Thirty years ago, a young woman was murdered, a family was lynched, and New Orleans saw the greatest magical massacre in its history. In the days that followed, a throne was stolen from a queen.
On the anniversary of these brutal events, Clement and Cristina Trudeau―the sixteen-year-old twin heirs to the powerful, magical, dethroned family―are mourning their father and caring for their sick mother. Until, by chance, they discover their mother isn’t sick―she’s cursed. Cursed by someone on the very magic council their family used to rule. Someone who will come for them next.
Cristina, once a talented and dedicated practitioner of Generational magic, has given up magic for good. An ancient spell is what killed their father and she was the one who cast it. For Clement, magic is his lifeline. A distraction from his anger and pain. Even better than the random guys he hooks up with.
Cristina and Clement used to be each other’s most trusted confidant and friend, now they barely speak. But if they have any hope of discovering who is coming after their family, they’ll have to find a way to trust each other and their family’s magic, all while solving the decades-old murder that sparked the still-rising tensions between the city’s magical and non-magical communities. And if they don’t succeed, New Orleans may see another massacre. Or worse.
In Blood Debts, Terry Benton-Walker has created a novel that is powerful and emotional, the debut of a contemporary fantasy series. Both Cristina and Clement are emotionally engaging, powerful voices, and take you on a thrilling ride of drama, magic and intergenerational pain and curses. The other characters in the novel are well developed and equally intriguing, three dimensional and layered with complexity. The novel engages the reader in an exploration of power, history, and justice and whether justice can ever truly satisfy, especially if there is blood at the end of it. It also asks the question of when one must stand up and fight for one’s family. Terry Benton-Walker raises these questions, deftly answers them in different ways and voices but leaves the reader to decide for oneself the response that speaks to them.

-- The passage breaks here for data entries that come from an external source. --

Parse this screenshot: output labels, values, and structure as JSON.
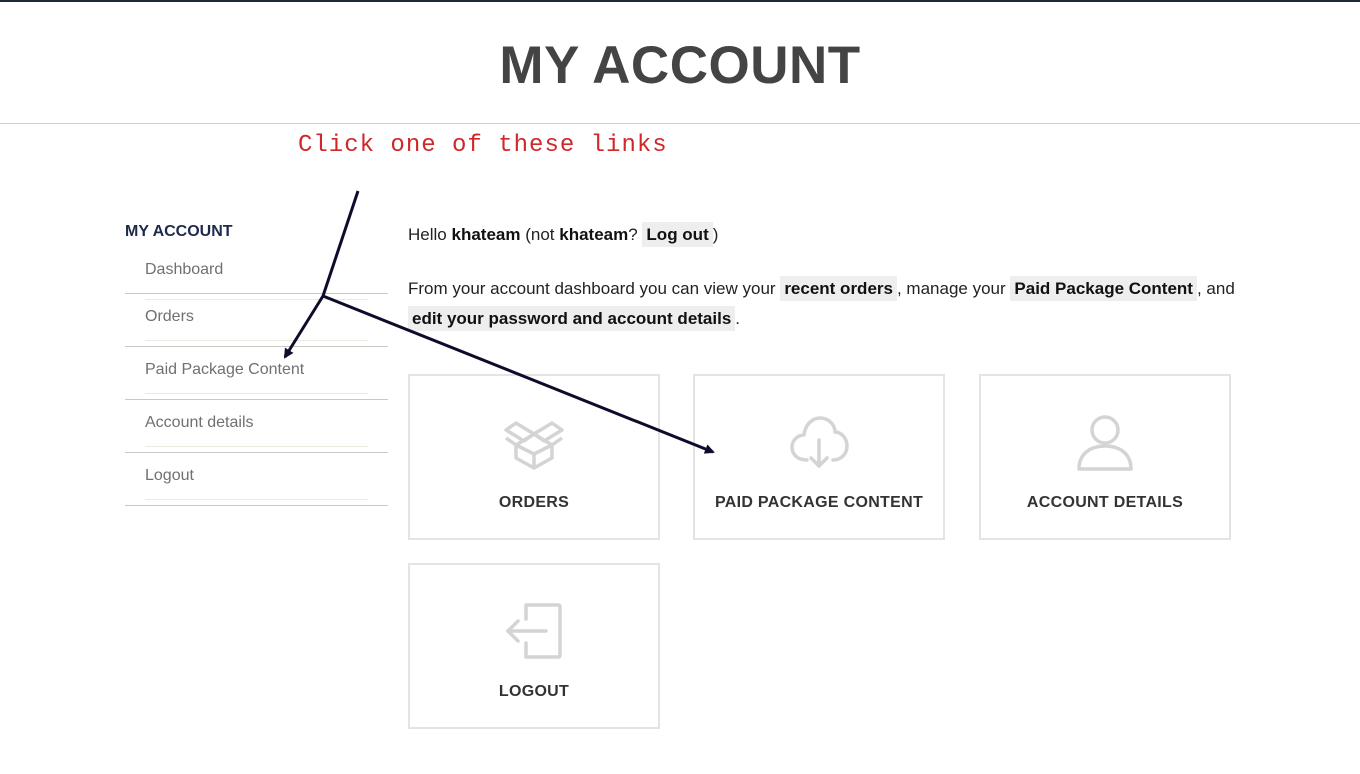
{
  "header": {
    "title": "MY ACCOUNT"
  },
  "annotation": {
    "text": "Click one of these links",
    "color": "#d0282a"
  },
  "sidebar": {
    "title": "MY ACCOUNT",
    "items": [
      {
        "label": "Dashboard"
      },
      {
        "label": "Orders"
      },
      {
        "label": "Paid Package Content"
      },
      {
        "label": "Account details"
      },
      {
        "label": "Logout"
      }
    ]
  },
  "greeting": {
    "hello": "Hello",
    "username": "khateam",
    "not_prefix": "(not",
    "username_repeat": "khateam",
    "question": "?",
    "logout_link": "Log out",
    "close_paren": ")"
  },
  "intro": {
    "part1": "From your account dashboard you can view your",
    "recent_orders_link": "recent orders",
    "part2": ", manage your",
    "paid_package_link": "Paid Package Content",
    "part3": ", and",
    "edit_link": "edit your password and account details",
    "part4": "."
  },
  "tiles": [
    {
      "label": "ORDERS",
      "icon": "box-icon"
    },
    {
      "label": "PAID PACKAGE CONTENT",
      "icon": "cloud-download-icon"
    },
    {
      "label": "ACCOUNT DETAILS",
      "icon": "user-icon"
    },
    {
      "label": "LOGOUT",
      "icon": "logout-icon"
    }
  ],
  "colors": {
    "icon_gray": "#d4d4d4",
    "arrow": "#0d0d2b",
    "heading_navy": "#1e2a4a"
  }
}
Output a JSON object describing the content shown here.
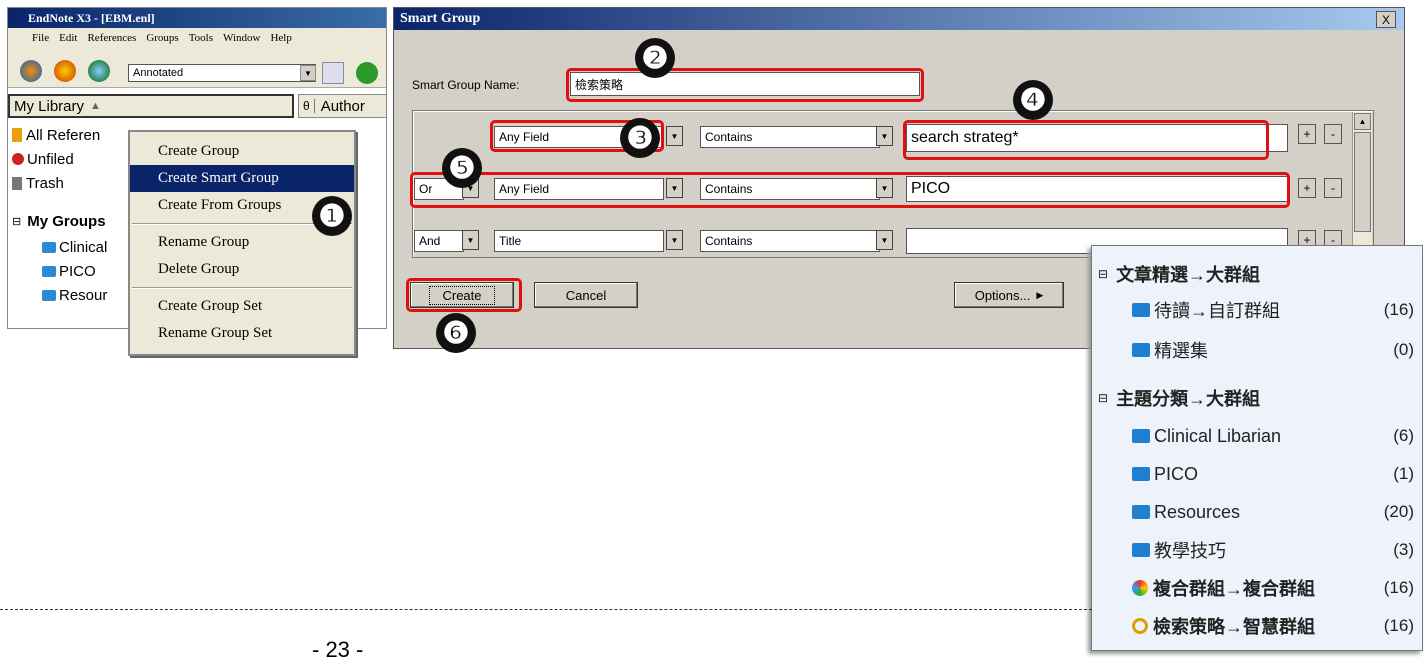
{
  "endnote": {
    "title": "EndNote X3 - [EBM.enl]",
    "menu": [
      "File",
      "Edit",
      "References",
      "Groups",
      "Tools",
      "Window",
      "Help"
    ],
    "style_combo": "Annotated",
    "library_header": "My Library",
    "author_header_icon": "θ",
    "author_header": "Author",
    "tree": {
      "all_refs": "All Referen",
      "unfiled": "Unfiled",
      "trash": "Trash",
      "my_groups": "My Groups",
      "groups": [
        "Clinical",
        "PICO",
        "Resour"
      ]
    }
  },
  "context_menu": {
    "items": [
      "Create Group",
      "Create Smart Group",
      "Create From Groups",
      "Rename Group",
      "Delete Group",
      "Create Group Set",
      "Rename Group Set"
    ]
  },
  "smart_group": {
    "title": "Smart Group",
    "close": "X",
    "name_label": "Smart Group Name:",
    "name_value": "檢索策略",
    "rows": [
      {
        "bool": "",
        "field": "Any Field",
        "op": "Contains",
        "value": "search strateg*"
      },
      {
        "bool": "Or",
        "field": "Any Field",
        "op": "Contains",
        "value": "PICO"
      },
      {
        "bool": "And",
        "field": "Title",
        "op": "Contains",
        "value": ""
      }
    ],
    "plus": "+",
    "minus": "-",
    "create_label": "Create",
    "cancel_label": "Cancel",
    "options_label": "Options..."
  },
  "badges": [
    "❶",
    "❷",
    "❸",
    "❹",
    "❺",
    "❻"
  ],
  "groups_panel": {
    "set1": "文章精選→大群組",
    "set1_items": [
      {
        "label": "待讀→自訂群組",
        "count": "(16)"
      },
      {
        "label": "精選集",
        "count": "(0)"
      }
    ],
    "set2": "主題分類→大群組",
    "set2_items": [
      {
        "label": "Clinical Libarian",
        "count": "(6)"
      },
      {
        "label": "PICO",
        "count": "(1)"
      },
      {
        "label": "Resources",
        "count": "(20)"
      },
      {
        "label": "教學技巧",
        "count": "(3)"
      },
      {
        "label": "複合群組→複合群組",
        "count": "(16)"
      },
      {
        "label": "檢索策略→智慧群組",
        "count": "(16)"
      }
    ]
  },
  "page_number": "- 23 -",
  "colors": {
    "highlight": "#e01010",
    "title_bar": "#0a246a",
    "folder": "#1f7fd1"
  }
}
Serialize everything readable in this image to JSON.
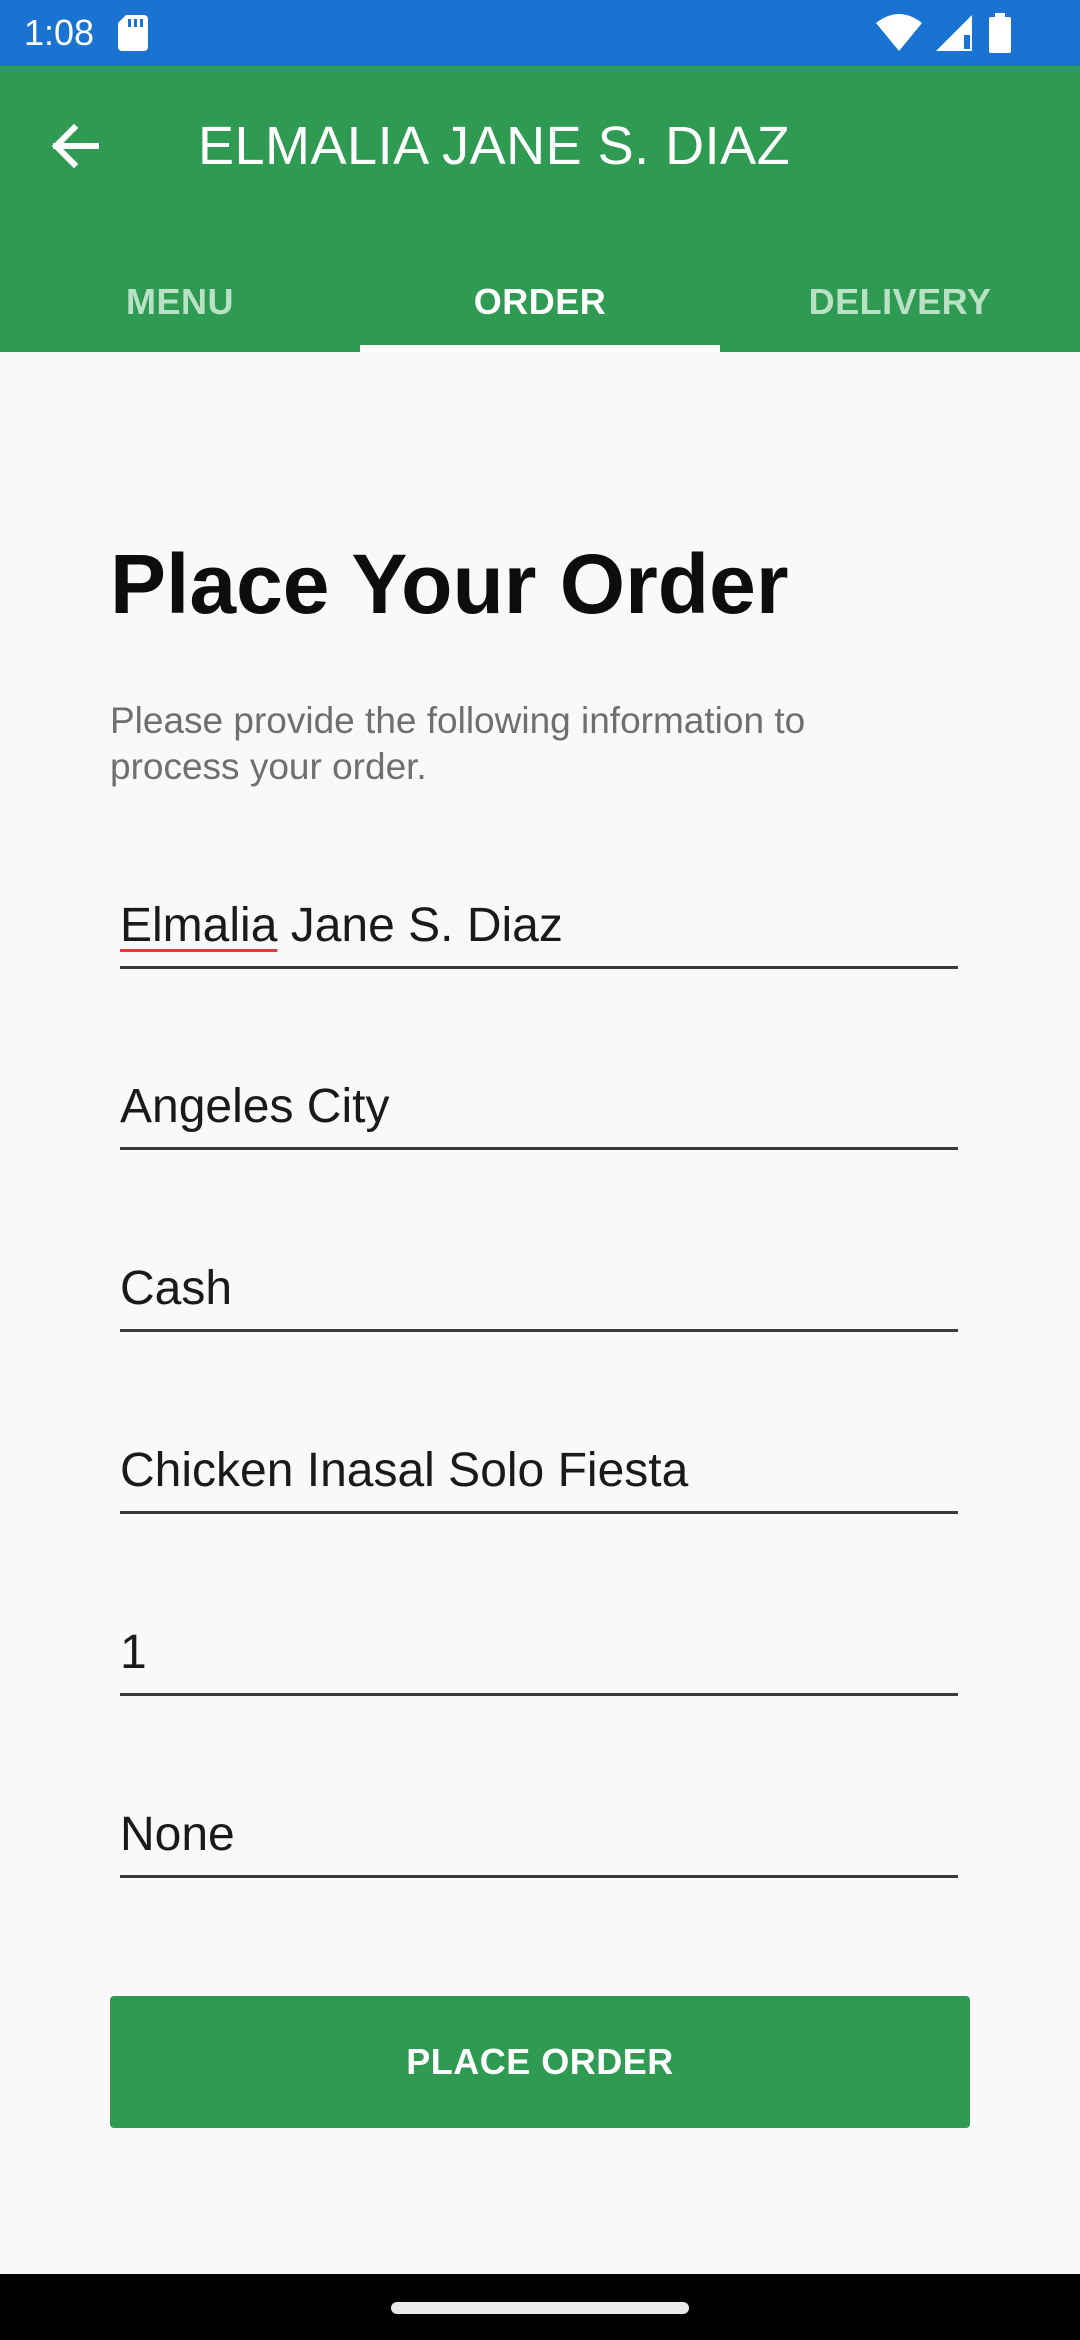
{
  "status_bar": {
    "time": "1:08",
    "icons": [
      "sd-card-icon",
      "wifi-icon",
      "cell-signal-icon",
      "battery-icon"
    ]
  },
  "app_bar": {
    "title": "ELMALIA JANE S. DIAZ",
    "back_icon": "arrow-left-icon",
    "color": "#2e9a52"
  },
  "tabs": [
    {
      "label": "MENU",
      "active": false
    },
    {
      "label": "ORDER",
      "active": true
    },
    {
      "label": "DELIVERY",
      "active": false
    }
  ],
  "main": {
    "title": "Place Your Order",
    "subtitle": "Please provide the following information to process your order.",
    "fields": [
      {
        "name": "name-field",
        "value_misspelled_part": "Elmalia",
        "value_rest": " Jane S. Diaz"
      },
      {
        "name": "address-field",
        "value": "Angeles City"
      },
      {
        "name": "payment-field",
        "value": "Cash"
      },
      {
        "name": "item-field",
        "value": "Chicken Inasal Solo Fiesta"
      },
      {
        "name": "quantity-field",
        "value": "1"
      },
      {
        "name": "notes-field",
        "value": "None"
      }
    ],
    "place_order_label": "PLACE ORDER"
  }
}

One of the aspects that I loved the most is the different point of view that we get in the novel. Not only do we get both Clement and Cristina’s point of view but also Valentina, a rival of Cristina. Despite being at odds, the viewpoint gives a realistic picture of Valentina’s thoughts, never painting her as black and white, letting the reader see both her flaws and her struggles. No one is completely innocent and this is well explored in this novel. I also love how different Clement and Cristina are from each other. They do not agree on what justice is and what it entails. While they come together at the end to protect their mother and family, some of these thoughts and considerations clearly are set up to address in future books. And I love that we see how powerful and emotional the situation is for both Clement and Cristina, how each struggles to resolve. The ending is impactful and while there are notes of hope, there are also questions left unanswered.
If you love contemporary fantasy, you will love this novel. It is diverse, full of vibrancy, power and emotions. The characters are full of depth and the novel explores ideas that any person should ask, whatever their circumstances. I found the characters easy to connect with, even though my background is vastly different and it gave me insight into the generational trauma people of color experience. The ending leaves questions and yet the novel provides hope to readers. It is powerful and emotional.
Rating: 5 out of 5 gen spells.